Now you need wristpinners (Adil Rashid, Imran Tahir) or mystery spinners (Sunil Narine) or unusual actions (Jasprit Bumrah) or sheer pace (Starc, Kagiso Rabada) to succeed in limited-overs cricket. Test bowlers are understandably frustrated. Ashwin is one of those to have seen it coming from a mile. In an interview with ESPNcricinfo last year, he spoke candidly of how spinners were shortening their lengths and that "six well-constructed bad balls (in the traditional sense)" could be the way forward in T20s. Every passing day, ODIs move a step closer to T20s. Each such step is another one away from Test cricket.

However, this is not an era in which to consider Andrew Tye's knuckle ball any less of a skill than Philander's proud upright seam. Both need support: one man from an over-adventurous batsman who doesn't watch the release closely enough and the other from the conditions and the quality of the ball.

What does it leave the Test bowlers with? Apart from Starc, none of the top 10 since the last World Cup is hot property in T20 franchise cricket. To some of them, perhaps a break is essential if they are to keep performing in Test cricket, for its excess has become its biggest enemy. When Wasim and Waqar and Warne ruled both the formats in the 1990s, the world played 347 Tests in the decade. Already 330 Tests have been played in the 2010s. With a whole new format and a new business of franchise cricket competing for space, how much time does it leave the Test bowlers to recuperate and then begin adapting to the demands of shorter formats? If bowlers like Starc, Mohammed Shami and Pat Cummins haven't done more in both formats, it's because it is way more difficult for a fast bowler to stay fit today.
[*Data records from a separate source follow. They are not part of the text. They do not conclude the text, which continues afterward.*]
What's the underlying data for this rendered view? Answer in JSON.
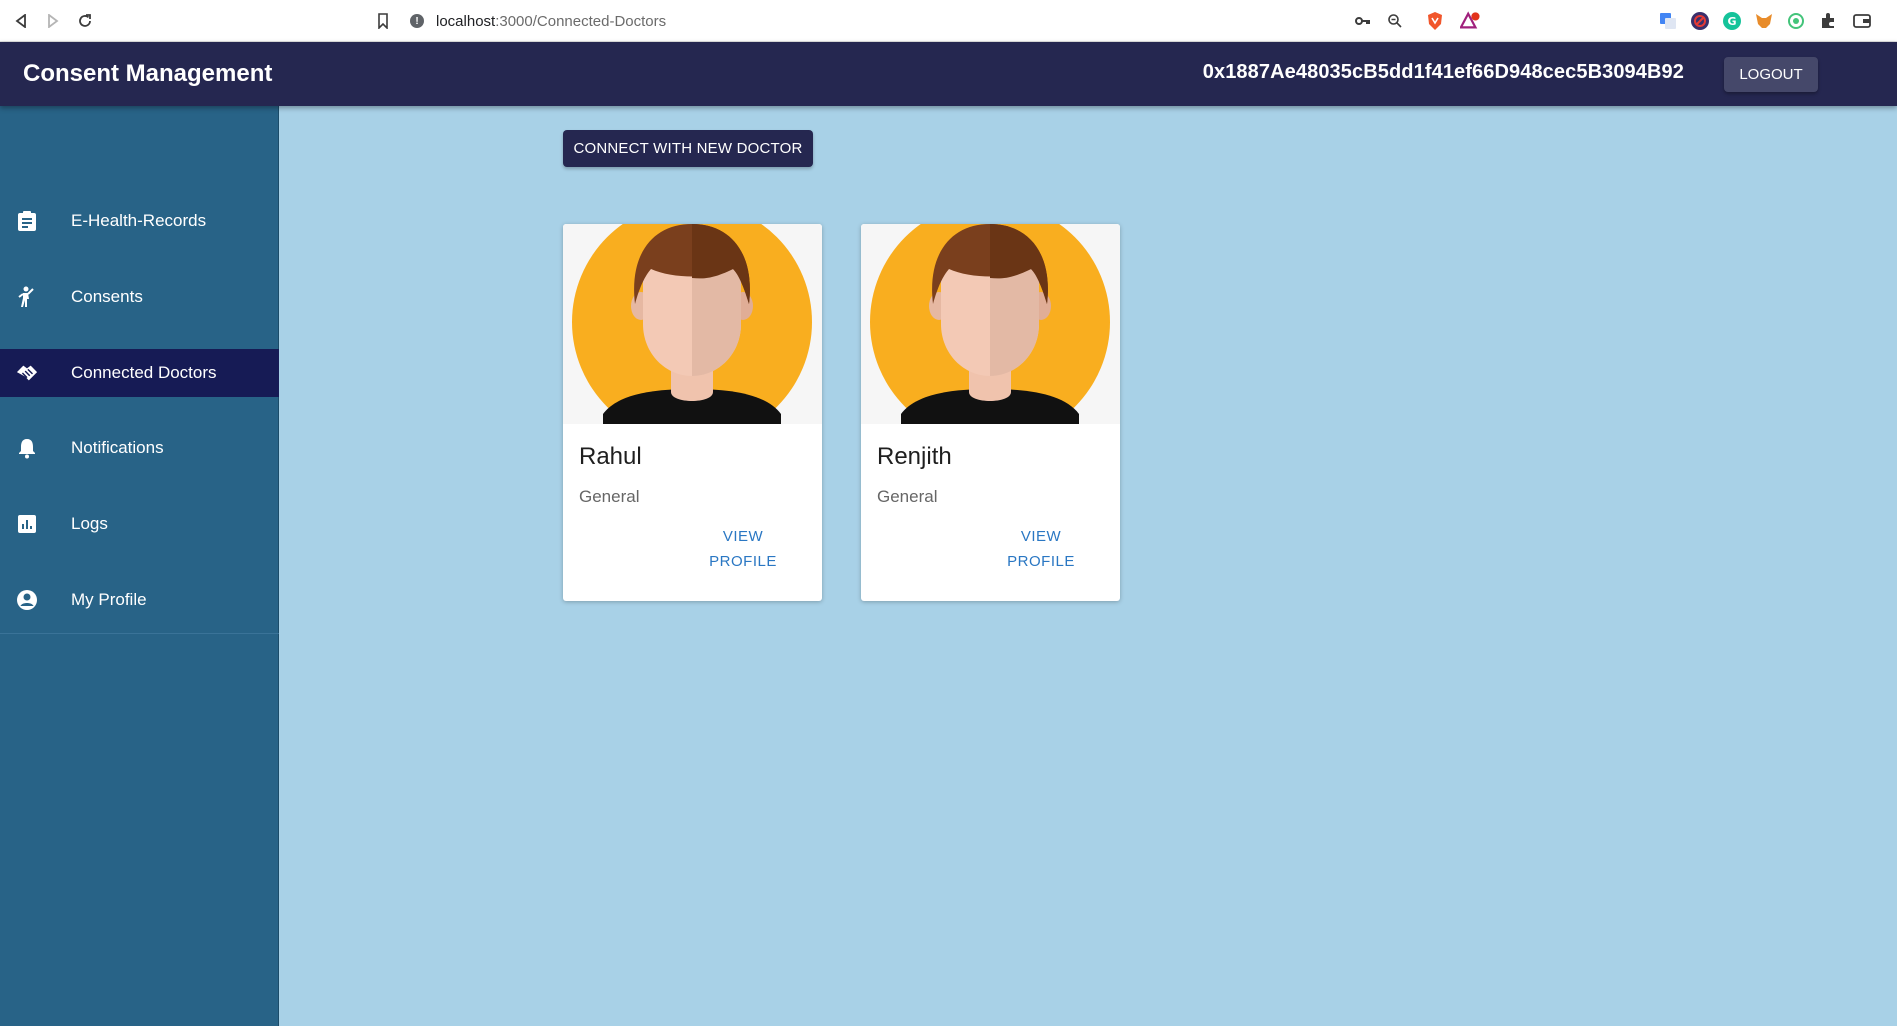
{
  "browser": {
    "url_host": "localhost",
    "url_path": ":3000/Connected-Doctors"
  },
  "header": {
    "title": "Consent Management",
    "wallet_address": "0x1887Ae48035cB5dd1f41ef66D948cec5B3094B92",
    "logout_label": "LOGOUT"
  },
  "sidebar": {
    "items": [
      {
        "label": "E-Health-Records",
        "icon": "clipboard-icon"
      },
      {
        "label": "Consents",
        "icon": "person-waving-icon"
      },
      {
        "label": "Connected Doctors",
        "icon": "handshake-icon",
        "active": true
      },
      {
        "label": "Notifications",
        "icon": "bell-icon"
      },
      {
        "label": "Logs",
        "icon": "chart-icon"
      },
      {
        "label": "My Profile",
        "icon": "account-circle-icon"
      }
    ]
  },
  "main": {
    "connect_button_label": "CONNECT WITH NEW DOCTOR",
    "doctors": [
      {
        "name": "Rahul",
        "specialty": "General",
        "action_line1": "VIEW",
        "action_line2": "PROFILE"
      },
      {
        "name": "Renjith",
        "specialty": "General",
        "action_line1": "VIEW",
        "action_line2": "PROFILE"
      }
    ]
  },
  "colors": {
    "header_bg": "#252750",
    "sidebar_bg": "#286387",
    "sidebar_active": "#161b55",
    "content_bg": "#a8d1e7",
    "link_blue": "#2a77c3",
    "avatar_bg": "#f9ae1f"
  }
}
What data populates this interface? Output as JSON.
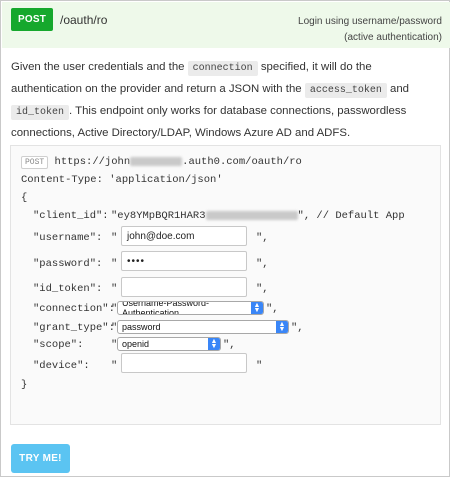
{
  "endpoint": {
    "method": "POST",
    "path": "/oauth/ro",
    "summary_line1": "Login using username/password",
    "summary_line2": "(active authentication)"
  },
  "description": {
    "p1": "Given the user credentials and the ",
    "code1": "connection",
    "p2": " specified, it will do the authentication on the provider and return a JSON with the ",
    "code2": "access_token",
    "p3": " and ",
    "code3": "id_token",
    "p4": ". This endpoint only works for database connections, passwordless connections, Active Directory/LDAP, Windows Azure AD and ADFS."
  },
  "request": {
    "method_badge": "POST",
    "url_prefix": "https://john",
    "url_suffix": ".auth0.com/oauth/ro",
    "content_type": "Content-Type: 'application/json'",
    "open_brace": "{",
    "close_brace": "}",
    "client_id_key": "\"client_id\":",
    "client_id_value": "\"ey8YMpBQR1HAR3",
    "client_id_comment": "\", // Default App",
    "username_key": "\"username\":",
    "username_value": "john@doe.com",
    "password_key": "\"password\":",
    "password_value": "••••",
    "id_token_key": "\"id_token\":",
    "id_token_value": "",
    "connection_key": "\"connection\":",
    "connection_value": "Username-Password-Authentication",
    "grant_type_key": "\"grant_type\":",
    "grant_type_value": "password",
    "scope_key": "\"scope\":",
    "scope_value": "openid",
    "device_key": "\"device\":",
    "device_value": "",
    "quote_open": "\"",
    "quote_close_comma": "\",",
    "quote_close": "\""
  },
  "try_button": "TRY ME!",
  "colors": {
    "post_green": "#16a82d",
    "header_bg": "#eef9ea",
    "try_blue": "#5bc4f2",
    "select_caret": "#3a86f7"
  }
}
Imagine the next year if the trend continues. India start it with a tour to South Africa, then go to England, and end it in Australia. Playing two spinners might be a luxury in all three countries. It is possible India won't play any home Tests. It is possible Ashwin and Jadeja might continue to be "rested" in limited-overs cricket. We are staring at the possibility of one of the Nos 2 and 3 Test bowlers playing no or very little international cricket for a whole year. With only batsmen playing all formats, you can stop expecting bowler captains in international cricket. Bowlers like Rabada and Starc might have the goods for all formats, but remaining fit will be their big challenge.

It seems others might just have to choose between the money of limited-overs cricket or the historical relevance of Tests, a choice far fewer batsmen have to make.